What “Carmageddon” Says About LA County

July 15, 2011 Leave a comment

It’s virtually impossible to avoid hearing about this weekend’s shutdown of I-405, as the media has been hyping “Carmegeddon” for weeks, but the fact that there is such a big deal to be made over the closure of such a short stretch of freeway (only 10 miles) over a mere 52-hour period, highlights what the rest of the nation has long criticized L.A. for: extreme auto dependency.

Hopefully, the right people are taking note and regarding the weekend freakout as reason for something to be done about L.A.’s auto addiction. Providing Los Angeles county citizens with the transportation options of other comparable cities would be a step in the right direction toward solving multiple problems in the area, including the infamous smog issue. In addition, wider freeways will probably just mean more cars, and not less traffic. In fact, a University of Toronto study recently found exactly that.

In all likelihood, enough people will be too afraid to use a car this weekend that the traffic situation will be no worse than any other weekend in L.A. Carmegeddon will probably be laughed about years later, and we’ll all feel foolish for worrying about nothing. Fortunately for those of us living in Long Beach, there’s plenty to do without needing to leave the city anyway, including a college volleyball tournament, free movie on the beach, and motorcycle festival at the Queen Mary.
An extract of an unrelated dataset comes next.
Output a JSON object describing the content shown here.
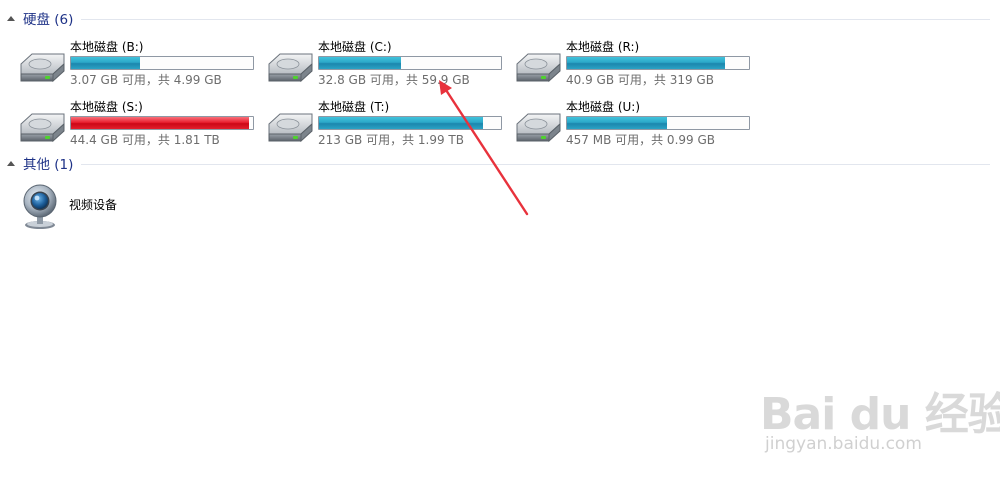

Amidst all the hype however, the situation might encourage people to explore their immediate neighborhood. My advice? Take a walk! Ride your bike! Take advantage of free rides on Metro rail! Do something that doesn’t involve driving. You might find something really cool nearby that you never knew was there.